“Untitled” is created using complementary color schemes. In this work, a color like orange must touch its complement blue.
“Untitled,” Rod Craig’s oil pastel painting of two pears are not pears; they’re clouds or water in the shape of pears, says Craig.
(Author’s Note: The color matching on these images is not representative of the actual work. The paper had difficulty scanning the transparencies.)
Rod Craig lost interest in painting when he tried to make art his job.
The Durango artist spent five years making a living selling his art. He was a watercolor artist and a hyperrealist back in the 1990s, living the gonzo lifestyle fueled by drugs and alcohol.
“I thought it was part of the creative process,” Craig admits.
When he was engaged in what he calls an “unrealistic lifestyle,” he painted absolute realism. Today, clean and sober for more than 10 years, his lifestyle seems more real while his art has taken a new direction. It is more abstract and more colorful.

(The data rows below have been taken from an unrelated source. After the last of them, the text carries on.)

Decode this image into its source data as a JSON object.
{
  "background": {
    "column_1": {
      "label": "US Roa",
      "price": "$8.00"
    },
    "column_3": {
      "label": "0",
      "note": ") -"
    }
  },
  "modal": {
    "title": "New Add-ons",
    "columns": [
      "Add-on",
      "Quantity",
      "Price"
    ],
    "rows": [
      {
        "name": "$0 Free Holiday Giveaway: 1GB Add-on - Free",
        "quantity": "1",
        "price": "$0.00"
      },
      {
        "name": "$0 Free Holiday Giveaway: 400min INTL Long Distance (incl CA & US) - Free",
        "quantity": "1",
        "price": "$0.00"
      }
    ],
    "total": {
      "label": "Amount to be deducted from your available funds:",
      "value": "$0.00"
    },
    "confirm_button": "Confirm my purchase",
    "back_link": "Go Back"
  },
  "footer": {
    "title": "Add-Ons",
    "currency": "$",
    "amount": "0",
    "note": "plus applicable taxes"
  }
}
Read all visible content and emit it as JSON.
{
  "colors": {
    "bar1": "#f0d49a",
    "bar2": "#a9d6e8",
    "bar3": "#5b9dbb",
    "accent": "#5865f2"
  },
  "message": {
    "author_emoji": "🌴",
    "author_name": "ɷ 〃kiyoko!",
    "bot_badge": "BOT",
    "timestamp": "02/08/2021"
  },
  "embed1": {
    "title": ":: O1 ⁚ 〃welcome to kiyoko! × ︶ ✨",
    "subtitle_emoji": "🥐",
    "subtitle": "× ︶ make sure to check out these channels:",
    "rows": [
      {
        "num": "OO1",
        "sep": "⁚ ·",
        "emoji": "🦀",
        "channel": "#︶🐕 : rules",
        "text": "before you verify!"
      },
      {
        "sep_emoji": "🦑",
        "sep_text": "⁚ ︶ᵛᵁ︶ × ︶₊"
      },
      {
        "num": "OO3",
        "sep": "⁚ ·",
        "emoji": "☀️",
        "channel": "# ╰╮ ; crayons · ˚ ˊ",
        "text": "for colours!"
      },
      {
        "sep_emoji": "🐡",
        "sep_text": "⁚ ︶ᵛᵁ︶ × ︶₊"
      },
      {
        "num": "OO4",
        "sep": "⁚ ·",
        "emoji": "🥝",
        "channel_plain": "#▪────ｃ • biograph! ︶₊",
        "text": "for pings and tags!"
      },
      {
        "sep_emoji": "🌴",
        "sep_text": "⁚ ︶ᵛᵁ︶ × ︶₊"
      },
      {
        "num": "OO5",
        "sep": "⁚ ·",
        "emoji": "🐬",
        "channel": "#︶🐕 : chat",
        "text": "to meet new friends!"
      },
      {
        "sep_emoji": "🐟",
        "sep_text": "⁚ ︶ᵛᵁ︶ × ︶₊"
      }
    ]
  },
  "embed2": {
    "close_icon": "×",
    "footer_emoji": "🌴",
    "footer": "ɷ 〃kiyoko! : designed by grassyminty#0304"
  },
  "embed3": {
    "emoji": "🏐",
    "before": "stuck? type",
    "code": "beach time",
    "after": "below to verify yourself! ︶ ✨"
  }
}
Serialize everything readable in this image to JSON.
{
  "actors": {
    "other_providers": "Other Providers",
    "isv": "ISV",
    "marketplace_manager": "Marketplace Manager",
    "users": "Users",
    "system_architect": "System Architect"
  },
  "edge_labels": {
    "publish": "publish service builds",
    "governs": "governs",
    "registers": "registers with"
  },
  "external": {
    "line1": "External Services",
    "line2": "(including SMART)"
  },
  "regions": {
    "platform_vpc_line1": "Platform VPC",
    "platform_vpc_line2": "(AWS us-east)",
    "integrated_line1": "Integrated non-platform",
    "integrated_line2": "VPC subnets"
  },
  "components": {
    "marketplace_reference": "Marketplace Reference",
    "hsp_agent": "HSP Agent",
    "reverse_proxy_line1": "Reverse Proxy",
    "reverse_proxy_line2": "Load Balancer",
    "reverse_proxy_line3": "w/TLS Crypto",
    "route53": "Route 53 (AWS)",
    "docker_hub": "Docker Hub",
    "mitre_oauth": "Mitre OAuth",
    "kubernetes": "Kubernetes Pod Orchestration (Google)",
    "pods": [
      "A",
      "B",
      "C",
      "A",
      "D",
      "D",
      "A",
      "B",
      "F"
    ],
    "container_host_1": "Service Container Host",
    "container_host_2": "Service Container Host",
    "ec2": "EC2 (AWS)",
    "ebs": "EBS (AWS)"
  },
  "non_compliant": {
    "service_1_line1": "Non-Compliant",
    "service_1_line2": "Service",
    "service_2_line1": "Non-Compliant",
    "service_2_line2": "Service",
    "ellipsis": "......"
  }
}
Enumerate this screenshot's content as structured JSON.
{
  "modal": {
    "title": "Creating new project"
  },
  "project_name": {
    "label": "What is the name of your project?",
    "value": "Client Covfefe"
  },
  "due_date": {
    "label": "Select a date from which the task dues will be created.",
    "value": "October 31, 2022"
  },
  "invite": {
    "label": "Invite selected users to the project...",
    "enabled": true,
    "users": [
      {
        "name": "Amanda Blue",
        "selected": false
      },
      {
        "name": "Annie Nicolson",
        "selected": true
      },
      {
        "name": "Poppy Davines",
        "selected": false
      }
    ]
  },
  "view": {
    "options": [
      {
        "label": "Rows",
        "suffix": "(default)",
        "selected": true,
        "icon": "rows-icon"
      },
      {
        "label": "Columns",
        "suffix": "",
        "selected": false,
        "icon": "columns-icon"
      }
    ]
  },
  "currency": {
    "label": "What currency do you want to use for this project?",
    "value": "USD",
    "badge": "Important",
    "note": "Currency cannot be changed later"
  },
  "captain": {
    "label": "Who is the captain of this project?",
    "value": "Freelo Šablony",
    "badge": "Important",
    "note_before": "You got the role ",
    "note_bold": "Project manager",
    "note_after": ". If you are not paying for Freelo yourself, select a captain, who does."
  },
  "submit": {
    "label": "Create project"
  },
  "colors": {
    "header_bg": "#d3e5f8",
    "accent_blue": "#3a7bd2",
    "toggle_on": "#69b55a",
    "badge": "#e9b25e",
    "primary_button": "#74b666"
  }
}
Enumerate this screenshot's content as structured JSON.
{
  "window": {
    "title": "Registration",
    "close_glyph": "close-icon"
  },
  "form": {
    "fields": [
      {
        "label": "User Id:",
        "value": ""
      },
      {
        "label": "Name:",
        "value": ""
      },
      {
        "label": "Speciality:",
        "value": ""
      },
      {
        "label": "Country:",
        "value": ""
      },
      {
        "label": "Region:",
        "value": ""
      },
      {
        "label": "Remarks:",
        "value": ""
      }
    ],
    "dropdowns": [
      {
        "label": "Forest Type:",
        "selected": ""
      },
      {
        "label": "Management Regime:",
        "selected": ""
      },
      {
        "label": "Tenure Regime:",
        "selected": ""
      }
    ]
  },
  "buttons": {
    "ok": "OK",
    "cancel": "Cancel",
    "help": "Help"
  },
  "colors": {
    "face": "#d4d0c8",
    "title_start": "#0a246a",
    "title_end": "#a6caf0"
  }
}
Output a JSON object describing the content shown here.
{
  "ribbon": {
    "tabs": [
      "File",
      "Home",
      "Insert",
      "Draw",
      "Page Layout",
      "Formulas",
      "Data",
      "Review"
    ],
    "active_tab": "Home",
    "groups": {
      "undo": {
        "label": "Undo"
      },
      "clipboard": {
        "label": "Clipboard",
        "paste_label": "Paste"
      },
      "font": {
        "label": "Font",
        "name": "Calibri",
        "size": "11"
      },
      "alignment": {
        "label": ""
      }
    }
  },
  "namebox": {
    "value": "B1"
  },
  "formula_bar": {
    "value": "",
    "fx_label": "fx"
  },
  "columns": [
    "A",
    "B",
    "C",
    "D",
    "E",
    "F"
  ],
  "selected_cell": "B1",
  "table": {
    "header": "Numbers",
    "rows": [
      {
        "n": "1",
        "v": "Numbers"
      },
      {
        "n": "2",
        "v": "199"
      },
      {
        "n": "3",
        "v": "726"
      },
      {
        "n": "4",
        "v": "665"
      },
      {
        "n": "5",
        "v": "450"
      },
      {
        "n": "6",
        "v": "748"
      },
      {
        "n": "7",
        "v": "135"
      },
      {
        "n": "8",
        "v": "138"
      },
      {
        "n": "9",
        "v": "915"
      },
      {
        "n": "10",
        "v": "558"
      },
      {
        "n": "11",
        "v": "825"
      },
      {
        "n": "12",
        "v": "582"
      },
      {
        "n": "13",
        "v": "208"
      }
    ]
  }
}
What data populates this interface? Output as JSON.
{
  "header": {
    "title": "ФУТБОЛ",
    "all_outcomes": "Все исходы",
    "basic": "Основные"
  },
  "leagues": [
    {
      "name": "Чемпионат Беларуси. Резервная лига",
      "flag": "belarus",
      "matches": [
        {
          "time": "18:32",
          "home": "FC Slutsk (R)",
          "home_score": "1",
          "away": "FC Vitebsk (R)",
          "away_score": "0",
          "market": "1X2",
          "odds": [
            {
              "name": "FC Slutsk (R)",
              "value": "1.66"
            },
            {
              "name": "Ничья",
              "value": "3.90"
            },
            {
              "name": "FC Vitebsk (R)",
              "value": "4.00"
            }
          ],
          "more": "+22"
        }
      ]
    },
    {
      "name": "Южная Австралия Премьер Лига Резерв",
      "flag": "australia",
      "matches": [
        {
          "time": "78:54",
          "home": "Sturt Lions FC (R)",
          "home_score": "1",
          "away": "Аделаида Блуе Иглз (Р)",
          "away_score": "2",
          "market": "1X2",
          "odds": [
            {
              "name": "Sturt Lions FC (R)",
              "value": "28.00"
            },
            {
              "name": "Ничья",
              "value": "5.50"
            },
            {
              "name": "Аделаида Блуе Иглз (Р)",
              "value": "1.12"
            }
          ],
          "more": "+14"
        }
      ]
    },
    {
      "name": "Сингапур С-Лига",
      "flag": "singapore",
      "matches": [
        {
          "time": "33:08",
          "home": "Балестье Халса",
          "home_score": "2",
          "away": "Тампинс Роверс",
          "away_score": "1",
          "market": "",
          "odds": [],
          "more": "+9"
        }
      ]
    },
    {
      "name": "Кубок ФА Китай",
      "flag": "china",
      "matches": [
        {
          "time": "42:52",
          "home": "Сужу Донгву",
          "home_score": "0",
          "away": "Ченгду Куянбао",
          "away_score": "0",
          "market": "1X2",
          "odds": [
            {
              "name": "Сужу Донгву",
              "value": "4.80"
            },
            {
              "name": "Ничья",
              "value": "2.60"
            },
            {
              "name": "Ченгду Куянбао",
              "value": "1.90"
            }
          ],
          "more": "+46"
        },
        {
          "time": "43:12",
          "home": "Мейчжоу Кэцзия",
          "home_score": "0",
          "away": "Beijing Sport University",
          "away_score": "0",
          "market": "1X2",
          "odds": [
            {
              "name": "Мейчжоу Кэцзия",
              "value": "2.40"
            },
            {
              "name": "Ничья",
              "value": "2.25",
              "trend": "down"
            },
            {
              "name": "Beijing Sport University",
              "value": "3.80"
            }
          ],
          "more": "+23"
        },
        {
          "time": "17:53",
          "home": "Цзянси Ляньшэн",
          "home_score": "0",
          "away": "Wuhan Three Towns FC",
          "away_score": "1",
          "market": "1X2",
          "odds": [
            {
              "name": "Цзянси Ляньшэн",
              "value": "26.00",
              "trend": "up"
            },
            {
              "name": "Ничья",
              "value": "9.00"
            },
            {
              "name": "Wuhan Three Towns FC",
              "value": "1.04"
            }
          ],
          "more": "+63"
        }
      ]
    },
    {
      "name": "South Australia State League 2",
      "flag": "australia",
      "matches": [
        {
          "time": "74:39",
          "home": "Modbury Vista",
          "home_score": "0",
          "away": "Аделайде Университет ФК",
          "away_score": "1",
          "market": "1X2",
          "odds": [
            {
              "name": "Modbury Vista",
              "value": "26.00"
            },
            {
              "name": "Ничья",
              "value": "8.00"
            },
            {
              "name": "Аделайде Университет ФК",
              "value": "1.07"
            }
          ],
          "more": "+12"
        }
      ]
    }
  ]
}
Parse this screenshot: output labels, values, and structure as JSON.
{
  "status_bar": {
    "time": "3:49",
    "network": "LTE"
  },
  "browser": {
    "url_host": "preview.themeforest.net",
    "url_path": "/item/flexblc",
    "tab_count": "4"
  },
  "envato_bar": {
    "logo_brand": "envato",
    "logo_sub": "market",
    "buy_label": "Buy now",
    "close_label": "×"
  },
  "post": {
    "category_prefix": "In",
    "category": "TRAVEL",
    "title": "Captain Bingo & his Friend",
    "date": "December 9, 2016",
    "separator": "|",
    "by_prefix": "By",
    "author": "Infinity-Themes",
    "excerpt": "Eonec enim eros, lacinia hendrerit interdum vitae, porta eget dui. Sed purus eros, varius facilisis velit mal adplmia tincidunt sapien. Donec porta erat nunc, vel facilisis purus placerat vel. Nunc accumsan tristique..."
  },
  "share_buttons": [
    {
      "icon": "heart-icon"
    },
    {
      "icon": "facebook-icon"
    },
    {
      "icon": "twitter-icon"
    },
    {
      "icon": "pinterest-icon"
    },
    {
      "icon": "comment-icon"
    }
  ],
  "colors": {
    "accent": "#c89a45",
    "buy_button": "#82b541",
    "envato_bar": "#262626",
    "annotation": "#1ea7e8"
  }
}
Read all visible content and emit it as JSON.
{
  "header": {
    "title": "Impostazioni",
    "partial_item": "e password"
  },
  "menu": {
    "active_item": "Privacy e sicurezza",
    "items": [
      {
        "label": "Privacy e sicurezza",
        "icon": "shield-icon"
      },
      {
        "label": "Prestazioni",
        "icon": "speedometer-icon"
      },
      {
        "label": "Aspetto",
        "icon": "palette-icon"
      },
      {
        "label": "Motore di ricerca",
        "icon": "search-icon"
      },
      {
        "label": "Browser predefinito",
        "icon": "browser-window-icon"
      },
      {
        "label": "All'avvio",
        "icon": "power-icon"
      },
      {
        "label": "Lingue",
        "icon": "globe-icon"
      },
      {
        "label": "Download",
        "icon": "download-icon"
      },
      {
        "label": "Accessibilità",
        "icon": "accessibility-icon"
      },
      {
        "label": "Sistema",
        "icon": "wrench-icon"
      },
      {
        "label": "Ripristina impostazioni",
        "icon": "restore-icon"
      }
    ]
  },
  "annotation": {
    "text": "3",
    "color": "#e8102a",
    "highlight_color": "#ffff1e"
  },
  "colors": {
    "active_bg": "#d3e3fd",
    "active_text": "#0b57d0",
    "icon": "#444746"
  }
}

“I didn’t understand abstraction. It’s simple, and simplicity is the hardest thing. We are complex. But once your ego is gone, you can bare your soul and reveal yourself,” Craig said in his studio last week. “Before, painting was a self expression. My ego was screaming ‘this is how I am. Orderly and clear.’ I emphasized skill. I used to concentrate on texture.”
His machine series from the late 1990s features a mass of steel and gears and wild, natural color. These large paintings explore the multiple layers of texture found on a rusted piece of metal. They are an interpretation of an exact image. They are real, yet somehow contrived.
However, it was in this series that Craig began to explore the color-opposition painting technique that is prominent in his current work. With this technique, a color has to touch its complement. For example, blue has to touch orange. One can see the foundation in this hyperrealism for what Craig is creating now in his large complementary color field paintings of angles, walls and lush pears some with surrealistically enflamed stems.
“Realism takes the viewer out of the equation,” Craig said. “In real, finite realism, you lose the art. The art disintegrates into technique and skill, and you lose the human expression.”
His current work is all about expression. Craig attempts to avoid making the work real or understandable in the physical world. His pears are clouds or water, not pears. It is an attempt to paint a philosophy. Craig is engaged in an experiment in duality where cold is just as important as hot.
“In America, the ideal resides on one side or the other,” Craig said. “But we do live in a perfect world just the way it is.”
He’s having fun making art, and he’s no longer dependent upon it for his income. A plumber by trade, Craig continues to design plumbing systems for new construction, a very mathematical and left-brain process that seems to free his right brain even more for creativity. And he doesn’t feel as if he is pandering to a marketplace or trying to create a gimmick, something that will sell. Now he gets lost in the color, in creating an anti-shadow where the shadow becomes smoke and disappears, or a loose unidentified edge that throws the light.
“Everything is an experiment. I put little emphasis on selling,” Craig said.
But that doesn’t mean the work isn’t selling. He sold two paintings from the pear collection before they were even framed. And framing is another boon provided by a steady income from his day job. He can afford to frame his art in gorgeous frames. And his day job doesn’t keep him from his creativity. Craig says he paints, draws or takes photographs every day.
“Great art makes money look like trash, life confetti. Great art is far more important than money,” he said. “It doesn’t matter how good you are. It’s very difficult to sell mediocre work that’s generated for the purpose of selling. I’ve never had a hard time selling great art,” Craig said, then humbly added: “Not that mine is great.”
He took the argument even farther and suggested pure art cannot be bought or sold. It’s only temporary.
After our initial interview at his home studio, Craig called me several days later. He’d been philosophizing about art.
“The thing that separates art from everything else is that everything else can be explained mathematically. Art is the exception to the laws of physics and math. It can’t be quantified. It is the exception that proves the rule,” he said.
firstname.lastname@example.orgLeanne Goebel is a freelance writer specializing in the visual arts.